Handler Worldwide Flight Services (WFS) has had a busy few months. In March, it announced that it had won a ground handling licence at Manchester International Airport and that it would be handling Turkish Airlines as its launch customer in that role at the UK gateway (WFS already acted as a cargo handler at Manchester).

The first day of April saw WFS begin passenger and ramp handling for Turkish at Manchester. It is offering a full range of services at the airport, including passenger check-in, gate services, baggage loading and unloading, cargo delivery to and from the aircraft, aircraft dispatch, operations and weight and balance.

In another recent development, far to the south WFS has concluded a long-term partnership deal with Wings Flight Services in Tanzania to operate a new cargo terminal at Dar es Salaam’s Julius Nyerere International Airport. The terminal is expected to open for business on 1 September.

The partners are also tendering to take on passenger and ground handling at the gateway. According to Barry Nassberg, chief operating officer at WFS, working with Wings Flight Services represents an excellent opportunity to establish the WFS brand in Tanzania. He added that he looked forward to offering “a much-needed, high quality air cargo – and hopefully passenger and ramp – handling product at this important airport gateway in Africa”.

And then, in April, WFS announced that it had grown its passenger handling business in North America with four new contracts covering Columbia (Missouri), Trenton (New Jersey) and Newark.
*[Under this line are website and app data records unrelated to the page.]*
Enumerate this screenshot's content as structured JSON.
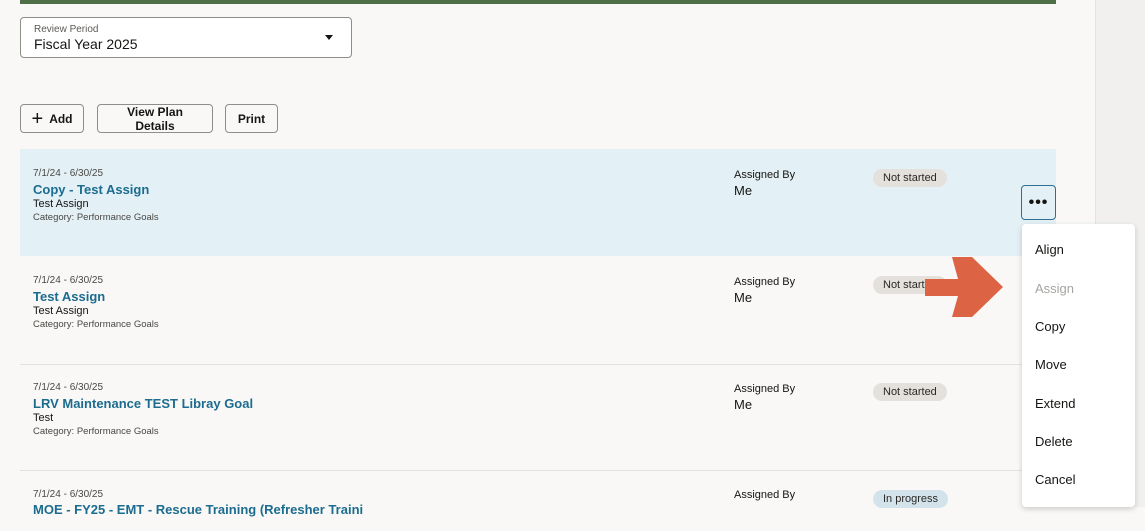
{
  "review_period": {
    "label": "Review Period",
    "value": "Fiscal Year 2025"
  },
  "toolbar": {
    "add": "Add",
    "view_plan": "View Plan Details",
    "print": "Print"
  },
  "goals": [
    {
      "date": "7/1/24 - 6/30/25",
      "title": "Copy - Test Assign",
      "subtitle": "Test Assign",
      "category": "Category: Performance Goals",
      "assigned_by_label": "Assigned By",
      "assigned_by": "Me",
      "status": "Not started"
    },
    {
      "date": "7/1/24 - 6/30/25",
      "title": "Test Assign",
      "subtitle": "Test Assign",
      "category": "Category: Performance Goals",
      "assigned_by_label": "Assigned By",
      "assigned_by": "Me",
      "status": "Not started"
    },
    {
      "date": "7/1/24 - 6/30/25",
      "title": "LRV Maintenance TEST Libray Goal",
      "subtitle": "Test",
      "category": "Category: Performance Goals",
      "assigned_by_label": "Assigned By",
      "assigned_by": "Me",
      "status": "Not started"
    },
    {
      "date": "7/1/24 - 6/30/25",
      "title": "MOE - FY25 - EMT - Rescue Training (Refresher Traini",
      "assigned_by_label": "Assigned By",
      "status": "In progress"
    }
  ],
  "more_button": "•••",
  "menu": {
    "items": [
      "Align",
      "Assign",
      "Copy",
      "Move",
      "Extend",
      "Delete",
      "Cancel"
    ],
    "disabled": [
      "Assign"
    ]
  },
  "colors": {
    "accent": "#1b6c8f",
    "arrow": "#dc6445",
    "selected_row": "#e3f0f6"
  }
}
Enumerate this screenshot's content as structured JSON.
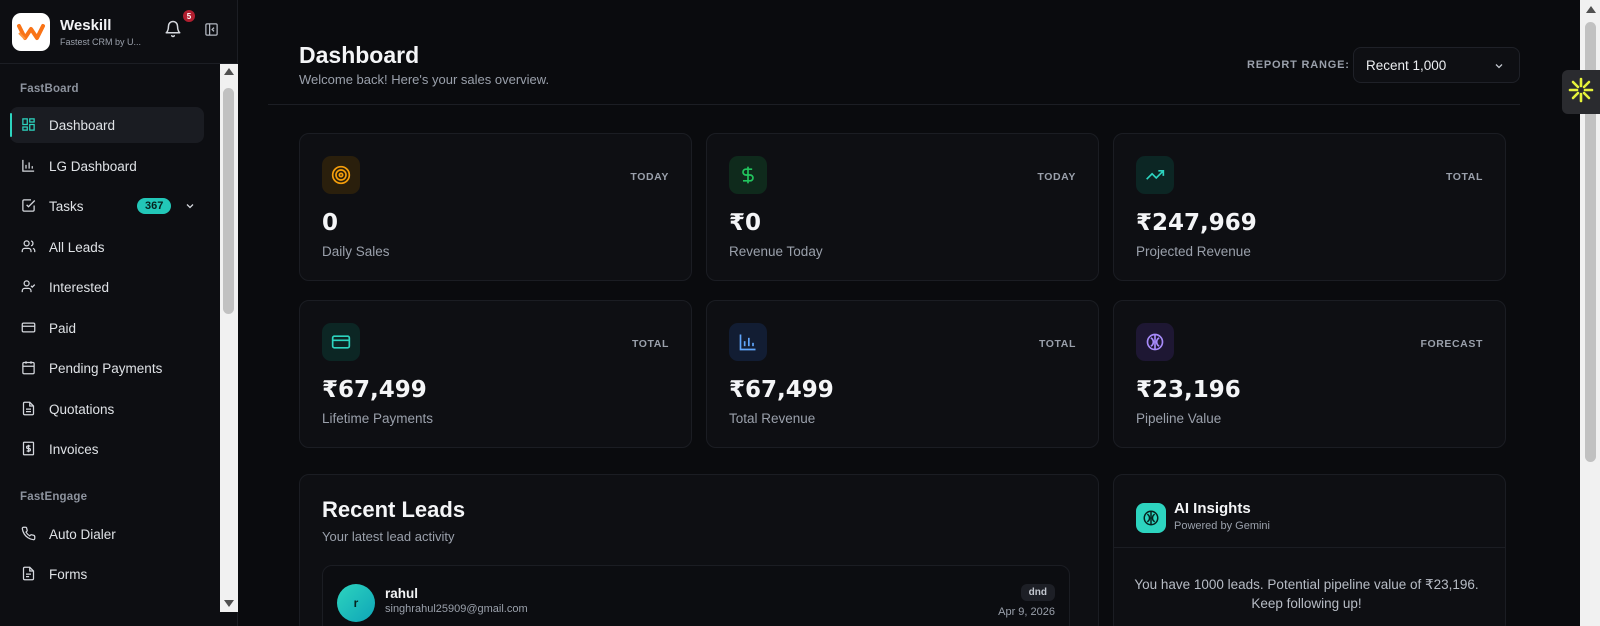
{
  "brand": {
    "name": "Weskill",
    "subtitle": "Fastest CRM by U...",
    "notifications": "5"
  },
  "sidebar": {
    "sections": [
      {
        "label": "FastBoard"
      },
      {
        "label": "FastEngage"
      }
    ],
    "items": [
      {
        "label": "Dashboard"
      },
      {
        "label": "LG Dashboard"
      },
      {
        "label": "Tasks",
        "badge": "367"
      },
      {
        "label": "All Leads"
      },
      {
        "label": "Interested"
      },
      {
        "label": "Paid"
      },
      {
        "label": "Pending Payments"
      },
      {
        "label": "Quotations"
      },
      {
        "label": "Invoices"
      },
      {
        "label": "Auto Dialer"
      },
      {
        "label": "Forms"
      }
    ]
  },
  "header": {
    "title": "Dashboard",
    "subtitle": "Welcome back! Here's your sales overview.",
    "report_range_label": "REPORT RANGE:",
    "report_range_value": "Recent 1,000"
  },
  "stats": [
    {
      "period": "TODAY",
      "value": "0",
      "label": "Daily Sales",
      "icon": "target-icon",
      "color": "#f59e0b"
    },
    {
      "period": "TODAY",
      "value": "₹0",
      "label": "Revenue Today",
      "icon": "dollar-icon",
      "color": "#22c55e"
    },
    {
      "period": "TOTAL",
      "value": "₹247,969",
      "label": "Projected Revenue",
      "icon": "trending-up-icon",
      "color": "#2dd4bf"
    },
    {
      "period": "TOTAL",
      "value": "₹67,499",
      "label": "Lifetime Payments",
      "icon": "credit-card-icon",
      "color": "#2dd4bf"
    },
    {
      "period": "TOTAL",
      "value": "₹67,499",
      "label": "Total Revenue",
      "icon": "bar-chart-icon",
      "color": "#60a5fa"
    },
    {
      "period": "FORECAST",
      "value": "₹23,196",
      "label": "Pipeline Value",
      "icon": "brain-icon",
      "color": "#a78bfa"
    }
  ],
  "recent_leads": {
    "title": "Recent Leads",
    "subtitle": "Your latest lead activity",
    "rows": [
      {
        "initial": "r",
        "name": "rahul",
        "email": "singhrahul25909@gmail.com",
        "tag": "dnd",
        "date": "Apr 9, 2026"
      }
    ]
  },
  "ai_insights": {
    "title": "AI Insights",
    "subtitle": "Powered by Gemini",
    "text": "You have 1000 leads. Potential pipeline value of ₹23,196. Keep following up!"
  },
  "colors": {
    "accent": "#2dd4bf",
    "background": "#0a0b0e",
    "card": "#0e0f13"
  }
}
It has inked a three-year deal to handle American Eagle’s three flights a day operation to Chicago and Dallas/Fort Worth in Colombia and, also in Missouri, WFS will be undertaking Frontier Airlines’ passenger and ramp handling on the carrier’s twice-weekly flights to Orlando.

Frontier has also opted for WFS to handle both its passengers and on the ramp at Trenton. Frontier flies twice-daily flights to Florida from the New Jersey gateway. The contract covers a period of three years.

Finally, Virgin America has turned to WFS for ramp, cabin and de-icing services in regards to its inaugural flights to Newark. The carrier is planning six flights a day to San Francisco and Los Angeles. WFS will also provide services to Virgin America at Washington National Airport, the handler has confirmed.